A week after its successful Mars landing, China said on Saturday that it had deployed a land rover on the planet’s surface, a feat that only the United States had accomplished before.
The solar-powered rover, named Zhurong after a god of fire in Chinese mythology, drove down from its landing platform and reached Martian soil on Saturday morning, the China National Space Administration said. It is expected to explore the planet’s surface for at least 90 days.
The Mars mission, China’s first, may seem less glamorous than NASA’s latest, since it is essentially repeating feats that the Americans accomplished decades ago. Still, it represents another milestone in China’s ambition to make itself a “great space power,” as its top leader, Xi Jinping, put it last month.
More potential milestones lie ahead. Here’s what to know about them.
In January 2019, China became the first country to land a probe on the far side of the moon, the part that perpetually faces away from Earth. It was China’s second successful moon landing, after one in 2013.
That year, it put a rover on the moon’s surface that still operates today, far beyond the three months it was expected to last. As of late April, it had roamed nearly half a mile from its starting point in the Von Kármán crater near the moon’s southern pole, according to a report on Chinese state television.
In December, China sent yet another craft to the moon. It scooped up nearly four pounds of rocks and soil near a volcanic feature called Mons Rümker and brought them back to Earth — the first lunar samples since the ones collected by the Soviet Union’s Luna 24 mission in 1976. Some of the samples were put on public display in Beijing with great fanfare.
China names its moon probes after Chang’e, a moon goddess in its mythology. Three more are planned by 2027, featuring additional rovers, a flying probe and even a proposed experiment in 3-D printing in space, according to statements from China’s space agency.
The missions are meant to lay the foundation for a lunar base and visits by astronauts, or taikonauts, as the Chinese call them, in the 2030s. So far, only the American Apollo programs have put people on the moon.
In March, Russia’s space agency, Roscosmos, said it would work with China on the construction of a lunar research station, though the countries have yet to offer details of any joint plans.
A Rival Space Station
China’s launch in April of the main module for its newest orbiting space station drew more international attention than expected — for the wrong reasons. After reaching orbit, the main rocket booster tumbled ominously back to Earth in what is called an “uncontrolled re-entry.” The debris landed in the Indian Ocean in May, narrowly missing the Maldives and spurring criticism of how China carries out the launches of its heaviest rocket, the Long March 5B.

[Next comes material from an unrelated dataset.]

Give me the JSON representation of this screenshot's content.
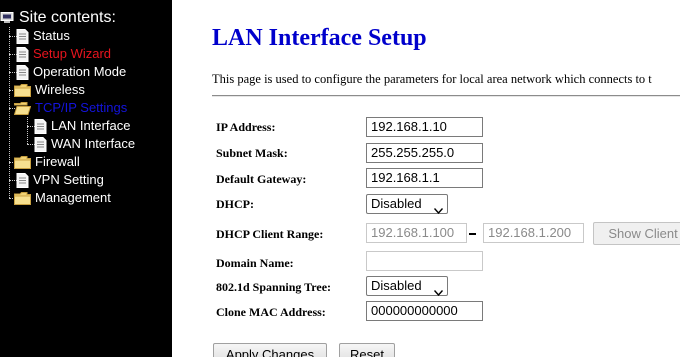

That mission was the first of 11 needed to build China’s third, and most ambitious, space station by the end of 2022. Two more Long March 5B rockets will carry additional modules, and other variants will launch smaller parts. Four missions, one planned for June, will return Chinese astronauts to…
Read More News: The Moon, Mars and Beyond: China’s Ambitious Plans in Space